Re: How can I make valid for 3W Marck up Validation

On Wed, 23 Jan 2008 10:12:02 +0000
David Dorward wrote:

> On 23 Jan 2008, at 09:19, Joseph Plazo wrote:
> > Yes, I'm quite aware of that. I love it for its WYSIWG features as  
> > well as the fact I've been using FP since 1998. I did try to create 
> > a few subdomains at using the latest  
> > incarnation, MS ExpressionWeb. Guess what? The validator at http:// 
> > points out an armada of errors. That's from a  
> > 2007 product that didn't come cheap.
> Getting people to pay money for software of such quality is a  
> demonstration of the effectiveness of the Microsoft marketing machine.
> > Dreamweaver churns out my pages with fewer glitches but this  
> > software isn't as friendly.
> >
> > >Microsoft have a reputation for being unable to write software that
> > >generates standards compliant HTML.
> >
> > Hmmm... will there be any dramatic indexing problems on sites that  
> > can't be fully w3c compliant?
> There could be, also rendering issues in browsers. When you ignore  
> standards, you are entering the realm of error handling, and that is  
> not all that well documented. You are also facing bloated markup and  
> various other problems.
> > Thanks for the advice, unfortunately going back to text editors is  
> > like me going back to Lotus 1-2-3 or MS DOS v5.0. It's not WYSIWYG.
> HTML is a language about describing meaning not appearance, WYSIWYG  
> isn't an appropriate metaphor for it.
> I know a large number of professional web developers. I think a grand 
> total of three of them use Dreamweaver - and they don't use the  
> design view. (And no other editor with a so called WYSIWYG mode gets  
> a look in).

The web is "What They Get Is What You Mean" if you do it right.

> > Kindly point out graphically dazzling and wonderfully easy html  
> > editors that churn out compliant html and I'll be forever a good  
> > friend of your.
> They don't exist.

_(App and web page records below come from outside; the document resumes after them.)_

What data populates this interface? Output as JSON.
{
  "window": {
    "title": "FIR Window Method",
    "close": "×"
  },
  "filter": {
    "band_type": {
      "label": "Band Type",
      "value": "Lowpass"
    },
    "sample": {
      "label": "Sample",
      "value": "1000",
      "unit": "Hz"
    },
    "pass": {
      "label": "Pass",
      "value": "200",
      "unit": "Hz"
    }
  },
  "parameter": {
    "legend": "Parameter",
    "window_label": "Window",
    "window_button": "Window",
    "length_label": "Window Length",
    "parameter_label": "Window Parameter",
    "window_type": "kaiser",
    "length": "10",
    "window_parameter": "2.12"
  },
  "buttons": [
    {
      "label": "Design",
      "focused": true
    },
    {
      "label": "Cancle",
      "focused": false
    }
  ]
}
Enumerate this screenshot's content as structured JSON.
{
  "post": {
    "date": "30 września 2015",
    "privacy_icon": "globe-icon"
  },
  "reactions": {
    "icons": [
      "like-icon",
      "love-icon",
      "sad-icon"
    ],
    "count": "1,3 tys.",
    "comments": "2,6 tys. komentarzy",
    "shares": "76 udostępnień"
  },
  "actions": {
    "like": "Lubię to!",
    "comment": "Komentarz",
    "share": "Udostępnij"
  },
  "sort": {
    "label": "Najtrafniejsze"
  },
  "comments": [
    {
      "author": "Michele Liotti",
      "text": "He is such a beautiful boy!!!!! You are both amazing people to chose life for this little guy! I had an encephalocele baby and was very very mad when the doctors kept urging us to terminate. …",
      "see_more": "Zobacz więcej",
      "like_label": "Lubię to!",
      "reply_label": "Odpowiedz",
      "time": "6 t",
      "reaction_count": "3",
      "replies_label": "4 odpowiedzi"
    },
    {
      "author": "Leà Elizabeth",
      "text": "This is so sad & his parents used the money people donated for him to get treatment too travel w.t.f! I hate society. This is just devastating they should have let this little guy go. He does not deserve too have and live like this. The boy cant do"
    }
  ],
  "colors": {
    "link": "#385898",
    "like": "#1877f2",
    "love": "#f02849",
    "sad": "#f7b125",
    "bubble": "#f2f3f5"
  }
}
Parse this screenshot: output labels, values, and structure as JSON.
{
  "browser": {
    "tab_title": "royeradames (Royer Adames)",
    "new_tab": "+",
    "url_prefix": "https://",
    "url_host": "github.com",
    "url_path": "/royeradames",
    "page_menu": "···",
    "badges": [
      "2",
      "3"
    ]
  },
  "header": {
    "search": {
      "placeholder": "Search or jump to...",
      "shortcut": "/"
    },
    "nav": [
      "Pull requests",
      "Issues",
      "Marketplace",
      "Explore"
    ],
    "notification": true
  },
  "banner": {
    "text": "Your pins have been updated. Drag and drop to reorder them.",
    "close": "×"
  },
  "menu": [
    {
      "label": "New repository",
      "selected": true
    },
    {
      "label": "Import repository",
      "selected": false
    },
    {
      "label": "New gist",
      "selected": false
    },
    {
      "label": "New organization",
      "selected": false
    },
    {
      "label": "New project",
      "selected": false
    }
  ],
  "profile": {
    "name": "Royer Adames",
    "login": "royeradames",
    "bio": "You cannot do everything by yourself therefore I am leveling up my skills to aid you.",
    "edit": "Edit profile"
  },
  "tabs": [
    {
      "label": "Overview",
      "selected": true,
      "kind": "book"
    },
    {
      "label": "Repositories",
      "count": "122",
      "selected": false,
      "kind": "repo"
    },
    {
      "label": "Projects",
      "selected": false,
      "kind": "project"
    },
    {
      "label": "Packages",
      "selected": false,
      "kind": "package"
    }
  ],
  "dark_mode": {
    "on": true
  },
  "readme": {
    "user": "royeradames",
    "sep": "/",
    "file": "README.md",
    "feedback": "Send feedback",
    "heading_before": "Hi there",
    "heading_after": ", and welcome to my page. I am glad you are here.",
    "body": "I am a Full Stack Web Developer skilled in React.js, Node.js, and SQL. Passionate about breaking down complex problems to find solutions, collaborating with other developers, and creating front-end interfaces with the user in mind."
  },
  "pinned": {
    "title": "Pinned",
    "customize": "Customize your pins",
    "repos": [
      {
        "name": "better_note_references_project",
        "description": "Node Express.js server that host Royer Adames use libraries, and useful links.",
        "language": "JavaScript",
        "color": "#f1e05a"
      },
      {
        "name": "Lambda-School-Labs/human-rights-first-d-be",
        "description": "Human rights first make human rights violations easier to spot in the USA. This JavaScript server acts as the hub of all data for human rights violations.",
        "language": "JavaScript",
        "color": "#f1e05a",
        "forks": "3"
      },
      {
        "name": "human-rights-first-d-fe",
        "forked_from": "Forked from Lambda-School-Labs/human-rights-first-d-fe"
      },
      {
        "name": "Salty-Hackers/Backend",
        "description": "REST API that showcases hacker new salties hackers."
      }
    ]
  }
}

I must admit WYMEditor looks promising. But i am looking at it from a


All shall be well, and all shall be well, and all manner of things shall
be well

 - Julian of Norwich 1342 - 1416

Received on Thursday, 24 January 2008 09:15:12 UTC